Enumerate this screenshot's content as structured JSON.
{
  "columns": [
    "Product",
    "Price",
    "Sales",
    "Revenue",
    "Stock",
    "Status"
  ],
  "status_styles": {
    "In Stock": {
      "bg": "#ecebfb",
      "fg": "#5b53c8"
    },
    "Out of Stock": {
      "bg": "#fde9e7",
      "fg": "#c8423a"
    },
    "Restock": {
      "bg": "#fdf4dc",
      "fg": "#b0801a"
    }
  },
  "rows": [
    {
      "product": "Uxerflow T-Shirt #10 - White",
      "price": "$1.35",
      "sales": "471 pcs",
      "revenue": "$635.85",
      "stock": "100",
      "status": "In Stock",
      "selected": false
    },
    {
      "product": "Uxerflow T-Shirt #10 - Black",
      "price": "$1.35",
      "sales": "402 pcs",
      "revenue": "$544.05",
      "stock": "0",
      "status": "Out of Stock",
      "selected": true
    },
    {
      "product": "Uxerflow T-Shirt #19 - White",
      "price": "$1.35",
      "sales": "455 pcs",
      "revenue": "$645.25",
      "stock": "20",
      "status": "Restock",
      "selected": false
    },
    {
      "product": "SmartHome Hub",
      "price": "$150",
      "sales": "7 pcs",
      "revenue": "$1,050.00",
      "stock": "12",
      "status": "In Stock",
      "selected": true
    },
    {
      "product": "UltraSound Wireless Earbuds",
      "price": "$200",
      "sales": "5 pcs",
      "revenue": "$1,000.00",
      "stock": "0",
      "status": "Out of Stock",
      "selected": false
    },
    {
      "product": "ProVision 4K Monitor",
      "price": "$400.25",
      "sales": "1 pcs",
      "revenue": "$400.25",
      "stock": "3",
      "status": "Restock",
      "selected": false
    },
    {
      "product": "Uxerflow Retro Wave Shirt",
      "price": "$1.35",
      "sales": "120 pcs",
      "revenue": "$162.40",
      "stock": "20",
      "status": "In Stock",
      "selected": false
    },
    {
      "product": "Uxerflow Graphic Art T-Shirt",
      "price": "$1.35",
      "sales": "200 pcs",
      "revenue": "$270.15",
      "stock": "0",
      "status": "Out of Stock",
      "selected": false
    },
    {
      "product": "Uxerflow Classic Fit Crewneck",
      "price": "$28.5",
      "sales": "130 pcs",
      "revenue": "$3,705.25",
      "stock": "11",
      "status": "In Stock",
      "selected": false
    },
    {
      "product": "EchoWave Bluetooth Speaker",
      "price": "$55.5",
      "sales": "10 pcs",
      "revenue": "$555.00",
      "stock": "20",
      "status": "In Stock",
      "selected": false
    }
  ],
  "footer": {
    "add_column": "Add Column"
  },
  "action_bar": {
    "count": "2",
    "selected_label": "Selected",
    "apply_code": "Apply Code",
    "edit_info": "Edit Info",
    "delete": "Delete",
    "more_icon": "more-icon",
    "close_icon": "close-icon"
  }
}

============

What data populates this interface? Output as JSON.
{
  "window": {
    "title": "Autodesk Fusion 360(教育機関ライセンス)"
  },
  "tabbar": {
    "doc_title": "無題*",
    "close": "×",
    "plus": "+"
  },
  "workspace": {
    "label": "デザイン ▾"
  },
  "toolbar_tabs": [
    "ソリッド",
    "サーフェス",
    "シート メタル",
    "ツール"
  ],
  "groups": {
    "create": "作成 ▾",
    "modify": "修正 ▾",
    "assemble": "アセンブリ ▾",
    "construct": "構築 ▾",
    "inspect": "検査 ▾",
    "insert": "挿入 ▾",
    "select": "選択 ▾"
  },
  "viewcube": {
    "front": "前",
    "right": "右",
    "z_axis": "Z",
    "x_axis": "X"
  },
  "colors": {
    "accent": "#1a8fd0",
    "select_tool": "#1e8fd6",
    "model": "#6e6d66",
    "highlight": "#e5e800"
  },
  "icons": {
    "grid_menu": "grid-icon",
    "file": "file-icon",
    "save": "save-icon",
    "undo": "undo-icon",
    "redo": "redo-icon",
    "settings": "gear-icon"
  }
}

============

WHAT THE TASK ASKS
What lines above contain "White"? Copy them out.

OUTPUT BELOW
      "product": "Uxerflow T-Shirt #10 - White",
      "product": "Uxerflow T-Shirt #19 - White",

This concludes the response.